**Assigned task:** Where a line in the records holds "time", count it once; return only the final number.

**Available records:**
• • •
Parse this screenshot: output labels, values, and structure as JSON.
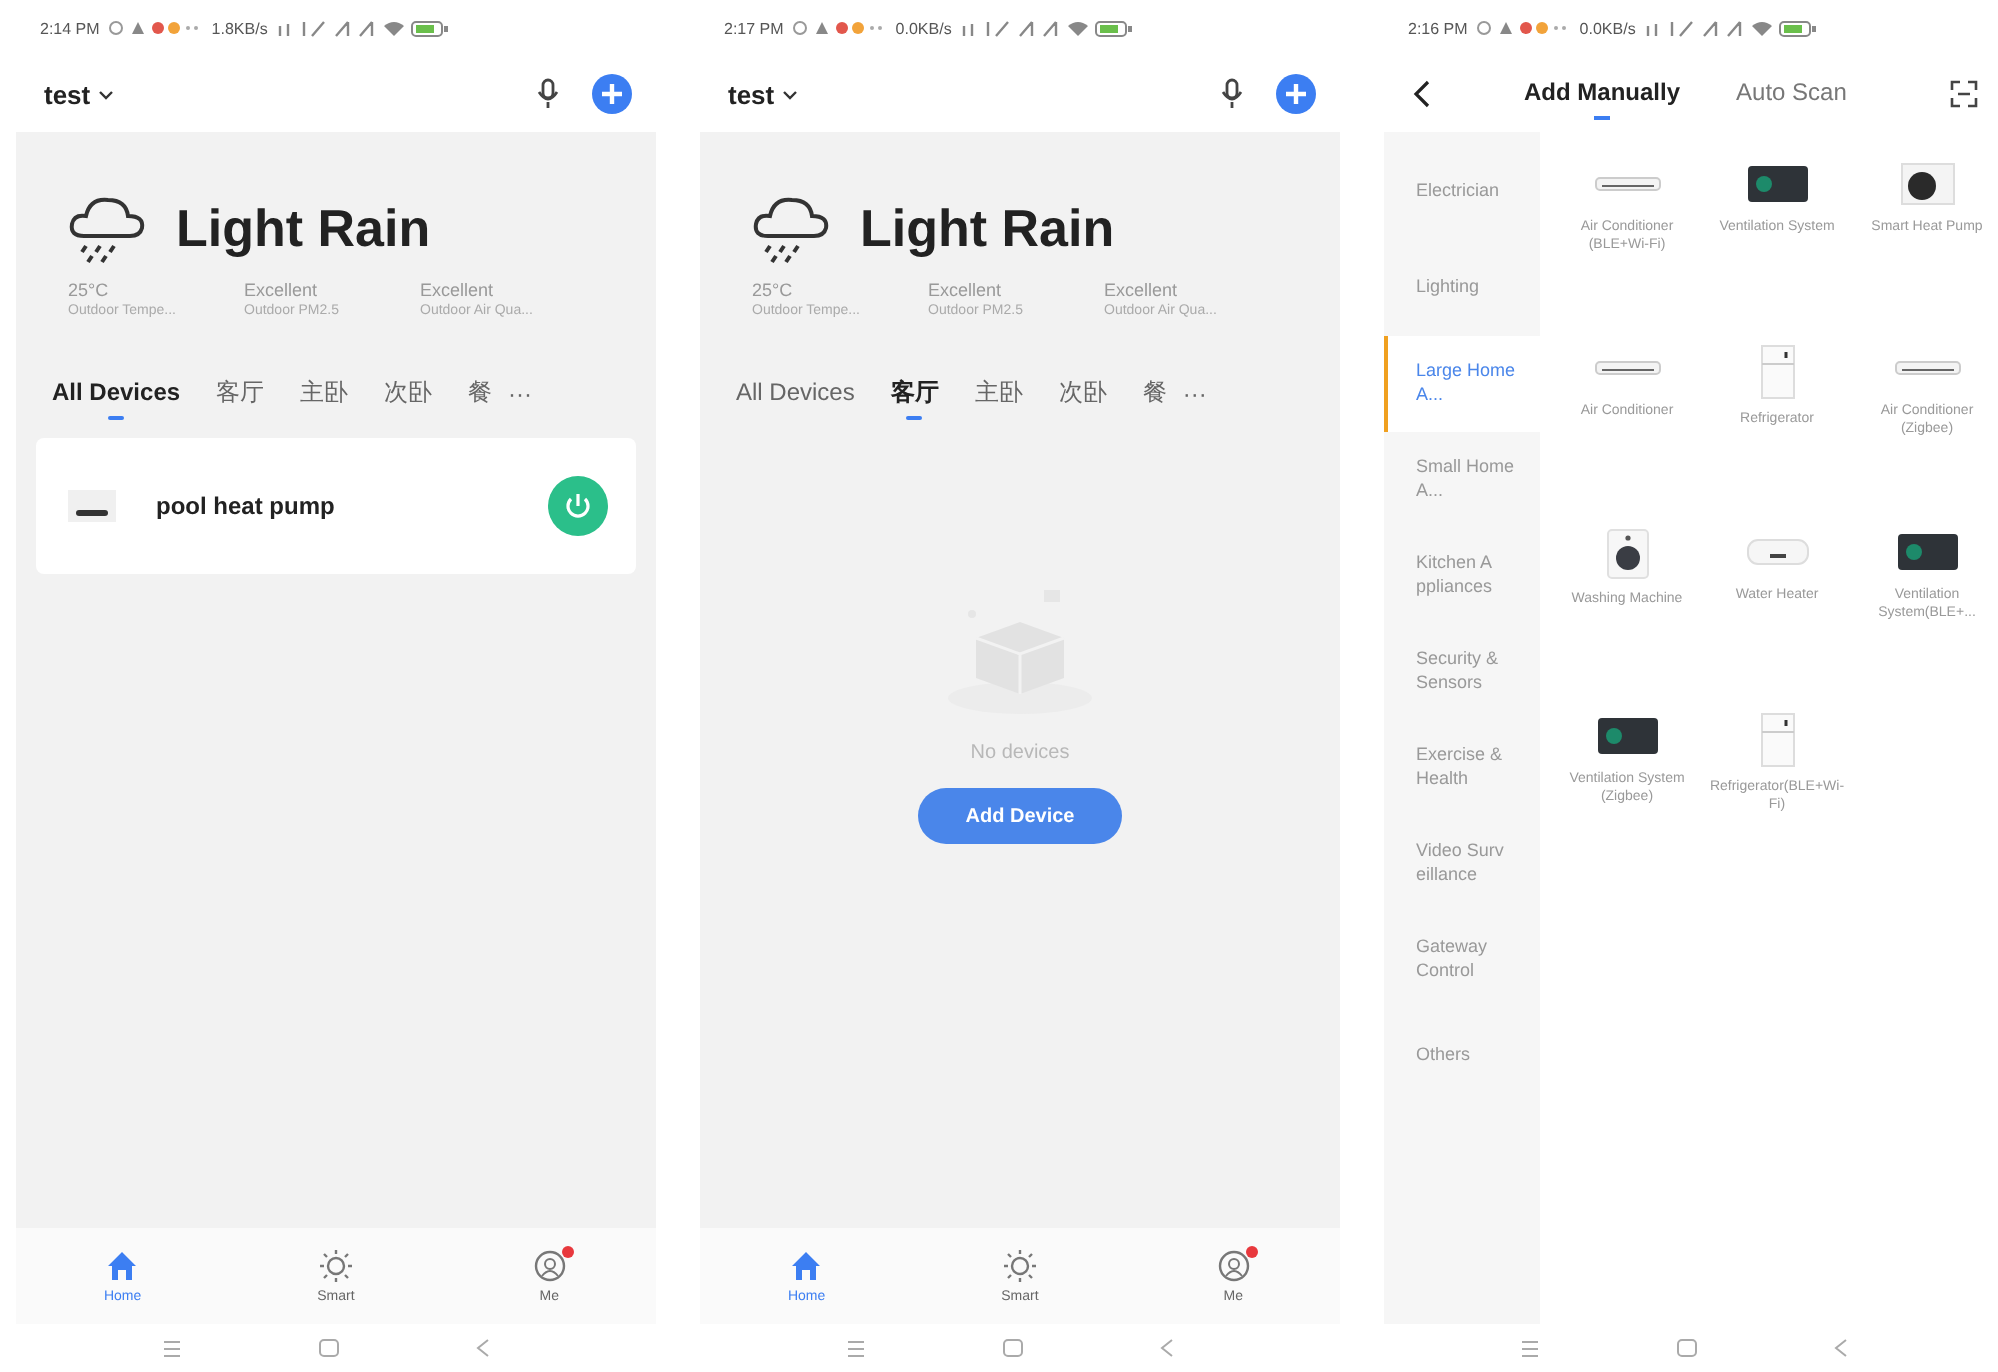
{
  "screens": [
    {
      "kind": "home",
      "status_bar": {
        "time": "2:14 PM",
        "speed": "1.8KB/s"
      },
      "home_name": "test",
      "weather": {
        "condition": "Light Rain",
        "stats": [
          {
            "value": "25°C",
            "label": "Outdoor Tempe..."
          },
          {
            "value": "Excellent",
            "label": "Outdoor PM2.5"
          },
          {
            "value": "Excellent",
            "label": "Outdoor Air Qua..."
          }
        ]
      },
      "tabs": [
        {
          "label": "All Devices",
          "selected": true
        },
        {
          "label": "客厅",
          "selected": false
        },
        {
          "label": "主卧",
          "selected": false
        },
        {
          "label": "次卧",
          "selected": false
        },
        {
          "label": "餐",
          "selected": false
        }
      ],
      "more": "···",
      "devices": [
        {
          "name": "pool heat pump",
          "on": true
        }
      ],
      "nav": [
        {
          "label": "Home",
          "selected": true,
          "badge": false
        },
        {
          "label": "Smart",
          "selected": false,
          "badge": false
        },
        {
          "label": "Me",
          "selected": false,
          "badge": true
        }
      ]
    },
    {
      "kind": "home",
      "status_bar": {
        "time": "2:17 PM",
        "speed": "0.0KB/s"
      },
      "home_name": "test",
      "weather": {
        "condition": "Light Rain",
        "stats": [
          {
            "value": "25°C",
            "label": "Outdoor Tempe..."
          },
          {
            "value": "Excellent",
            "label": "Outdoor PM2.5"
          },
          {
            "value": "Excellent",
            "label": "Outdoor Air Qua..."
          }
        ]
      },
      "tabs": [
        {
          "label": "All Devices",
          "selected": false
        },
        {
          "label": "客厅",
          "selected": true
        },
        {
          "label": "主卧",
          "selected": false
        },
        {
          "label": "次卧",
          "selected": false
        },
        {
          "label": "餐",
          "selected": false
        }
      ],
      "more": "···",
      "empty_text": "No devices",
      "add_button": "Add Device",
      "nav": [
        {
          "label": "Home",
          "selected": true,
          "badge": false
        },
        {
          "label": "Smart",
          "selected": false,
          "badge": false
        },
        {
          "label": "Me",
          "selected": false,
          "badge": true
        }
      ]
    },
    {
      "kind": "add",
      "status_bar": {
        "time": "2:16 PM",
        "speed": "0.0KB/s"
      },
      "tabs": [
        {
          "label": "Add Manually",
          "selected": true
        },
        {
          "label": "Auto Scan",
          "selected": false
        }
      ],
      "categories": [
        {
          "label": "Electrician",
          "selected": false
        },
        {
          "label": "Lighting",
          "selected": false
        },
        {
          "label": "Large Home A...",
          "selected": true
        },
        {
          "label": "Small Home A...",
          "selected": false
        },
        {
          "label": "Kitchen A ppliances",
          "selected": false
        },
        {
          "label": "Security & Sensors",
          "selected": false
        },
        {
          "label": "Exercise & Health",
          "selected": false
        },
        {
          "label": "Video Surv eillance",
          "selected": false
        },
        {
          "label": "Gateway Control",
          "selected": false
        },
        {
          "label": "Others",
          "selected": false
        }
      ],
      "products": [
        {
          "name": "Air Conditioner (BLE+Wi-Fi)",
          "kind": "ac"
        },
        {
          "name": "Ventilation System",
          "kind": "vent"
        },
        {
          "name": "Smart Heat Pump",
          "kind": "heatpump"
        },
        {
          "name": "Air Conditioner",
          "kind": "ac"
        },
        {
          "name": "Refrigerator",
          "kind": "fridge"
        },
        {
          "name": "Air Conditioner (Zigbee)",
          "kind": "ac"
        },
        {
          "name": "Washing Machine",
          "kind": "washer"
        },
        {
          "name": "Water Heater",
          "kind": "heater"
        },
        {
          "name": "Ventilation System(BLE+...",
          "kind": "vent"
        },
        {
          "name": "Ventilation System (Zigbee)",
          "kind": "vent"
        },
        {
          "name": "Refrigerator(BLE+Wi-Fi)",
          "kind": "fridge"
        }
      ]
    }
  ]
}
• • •
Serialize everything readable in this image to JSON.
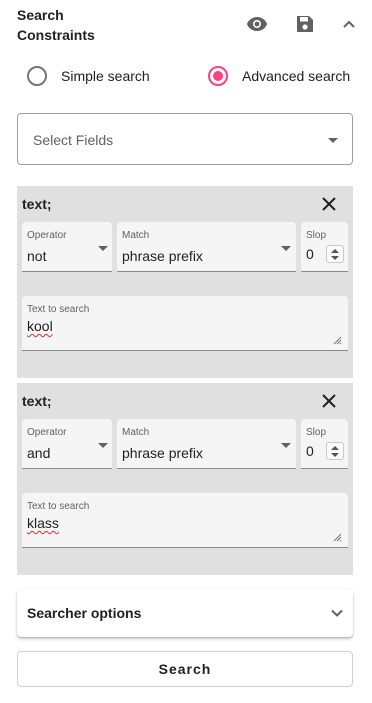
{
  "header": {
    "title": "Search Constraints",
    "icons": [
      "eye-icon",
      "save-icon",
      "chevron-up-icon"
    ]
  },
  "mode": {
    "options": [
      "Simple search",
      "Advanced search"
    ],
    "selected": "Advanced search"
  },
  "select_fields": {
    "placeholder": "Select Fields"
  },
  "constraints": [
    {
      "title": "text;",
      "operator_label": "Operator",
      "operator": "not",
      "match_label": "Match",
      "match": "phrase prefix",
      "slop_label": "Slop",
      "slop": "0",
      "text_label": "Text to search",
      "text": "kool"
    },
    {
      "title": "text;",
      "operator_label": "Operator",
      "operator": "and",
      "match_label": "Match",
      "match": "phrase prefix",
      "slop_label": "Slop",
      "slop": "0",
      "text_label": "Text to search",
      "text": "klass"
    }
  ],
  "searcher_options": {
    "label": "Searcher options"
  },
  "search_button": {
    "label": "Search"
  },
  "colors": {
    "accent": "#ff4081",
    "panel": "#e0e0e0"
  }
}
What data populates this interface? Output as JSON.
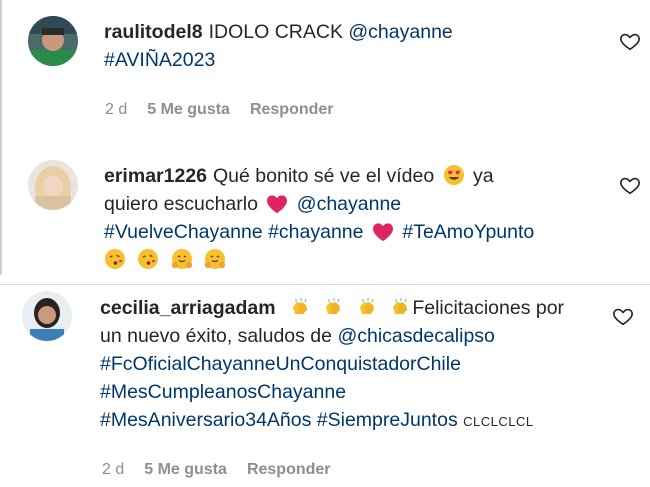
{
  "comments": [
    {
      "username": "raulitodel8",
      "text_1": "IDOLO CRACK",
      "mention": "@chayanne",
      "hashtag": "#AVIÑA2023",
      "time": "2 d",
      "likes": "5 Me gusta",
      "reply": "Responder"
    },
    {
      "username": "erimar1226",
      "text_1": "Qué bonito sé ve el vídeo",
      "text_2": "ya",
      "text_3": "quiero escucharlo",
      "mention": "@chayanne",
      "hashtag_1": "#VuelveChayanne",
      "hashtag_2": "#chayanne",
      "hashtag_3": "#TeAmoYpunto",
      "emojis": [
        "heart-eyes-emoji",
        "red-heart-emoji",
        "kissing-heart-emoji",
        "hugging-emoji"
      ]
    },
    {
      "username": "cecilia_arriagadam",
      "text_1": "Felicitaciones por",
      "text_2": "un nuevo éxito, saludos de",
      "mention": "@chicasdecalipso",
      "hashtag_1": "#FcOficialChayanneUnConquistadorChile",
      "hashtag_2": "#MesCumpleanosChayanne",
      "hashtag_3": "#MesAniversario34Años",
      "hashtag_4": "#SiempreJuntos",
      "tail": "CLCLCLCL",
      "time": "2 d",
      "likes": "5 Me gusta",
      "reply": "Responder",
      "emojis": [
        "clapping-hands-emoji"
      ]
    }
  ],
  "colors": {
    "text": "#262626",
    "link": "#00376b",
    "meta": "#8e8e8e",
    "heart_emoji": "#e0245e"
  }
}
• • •
**Written reply:** 5